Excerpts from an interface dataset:
──────────

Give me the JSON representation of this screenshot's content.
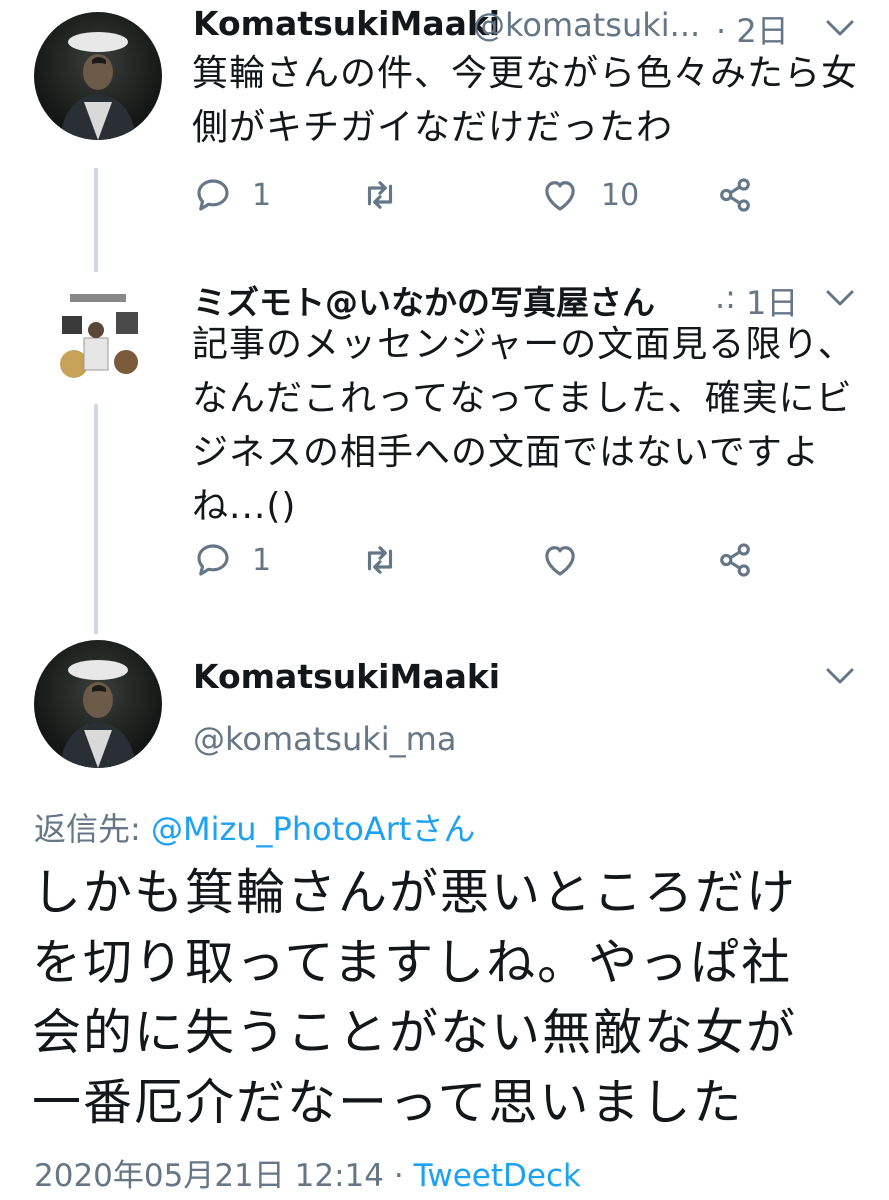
{
  "tweet1": {
    "display_name": "KomatsukiMaaki",
    "handle": "@komatsuki...",
    "time": "· 2日",
    "text_lines": [
      "箕輪さんの件、今更ながら色々みたら女",
      "側がキチガイなだけだったわ"
    ],
    "reply_count": "1",
    "like_count": "10"
  },
  "tweet2": {
    "display_name": "ミズモト@いなかの写真屋さん",
    "handle_abbrev": ".:",
    "time": "1日",
    "text_lines": [
      "記事のメッセンジャーの文面見る限り、",
      "なんだこれってなってました、確実にビ",
      "ジネスの相手への文面ではないですよ",
      "ね...()"
    ],
    "reply_count": "1"
  },
  "main_tweet": {
    "display_name": "KomatsukiMaaki",
    "handle": "@komatsuki_ma",
    "reply_to_label": "返信先:",
    "reply_to_handle": "@Mizu_PhotoArtさん",
    "text_lines": [
      "しかも箕輪さんが悪いところだけ",
      "を切り取ってますしね。やっぱ社",
      "会的に失うことがない無敵な女が",
      "一番厄介だなーって思いました"
    ],
    "timestamp": "2020年05月21日 12:14",
    "separator": "·",
    "client": "TweetDeck"
  },
  "icons": {
    "reply": "reply-icon",
    "retweet": "retweet-icon",
    "like": "heart-icon",
    "share": "share-icon",
    "menu": "chevron-down-icon"
  },
  "colors": {
    "muted": "#657786",
    "link": "#1da1f2",
    "thread_line": "#cfd9de"
  }
}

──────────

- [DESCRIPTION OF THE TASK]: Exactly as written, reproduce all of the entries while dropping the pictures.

- [SOLUTION FOR THIS EXERCISE]:
Give me the JSON representation of this screenshot's content.
{
  "tweet1": {
    "display_name": "KomatsukiMaaki",
    "handle": "@komatsuki...",
    "time": "· 2日",
    "text_lines": [
      "箕輪さんの件、今更ながら色々みたら女",
      "側がキチガイなだけだったわ"
    ],
    "reply_count": "1",
    "like_count": "10"
  },
  "tweet2": {
    "display_name": "ミズモト@いなかの写真屋さん",
    "handle_abbrev": ".:",
    "time": "1日",
    "text_lines": [
      "記事のメッセンジャーの文面見る限り、",
      "なんだこれってなってました、確実にビ",
      "ジネスの相手への文面ではないですよ",
      "ね...()"
    ],
    "reply_count": "1"
  },
  "main_tweet": {
    "display_name": "KomatsukiMaaki",
    "handle": "@komatsuki_ma",
    "reply_to_label": "返信先:",
    "reply_to_handle": "@Mizu_PhotoArtさん",
    "text_lines": [
      "しかも箕輪さんが悪いところだけ",
      "を切り取ってますしね。やっぱ社",
      "会的に失うことがない無敵な女が",
      "一番厄介だなーって思いました"
    ],
    "timestamp": "2020年05月21日 12:14",
    "separator": "·",
    "client": "TweetDeck"
  },
  "icons": {
    "reply": "reply-icon",
    "retweet": "retweet-icon",
    "like": "heart-icon",
    "share": "share-icon",
    "menu": "chevron-down-icon"
  },
  "colors": {
    "muted": "#657786",
    "link": "#1da1f2",
    "thread_line": "#cfd9de"
  }
}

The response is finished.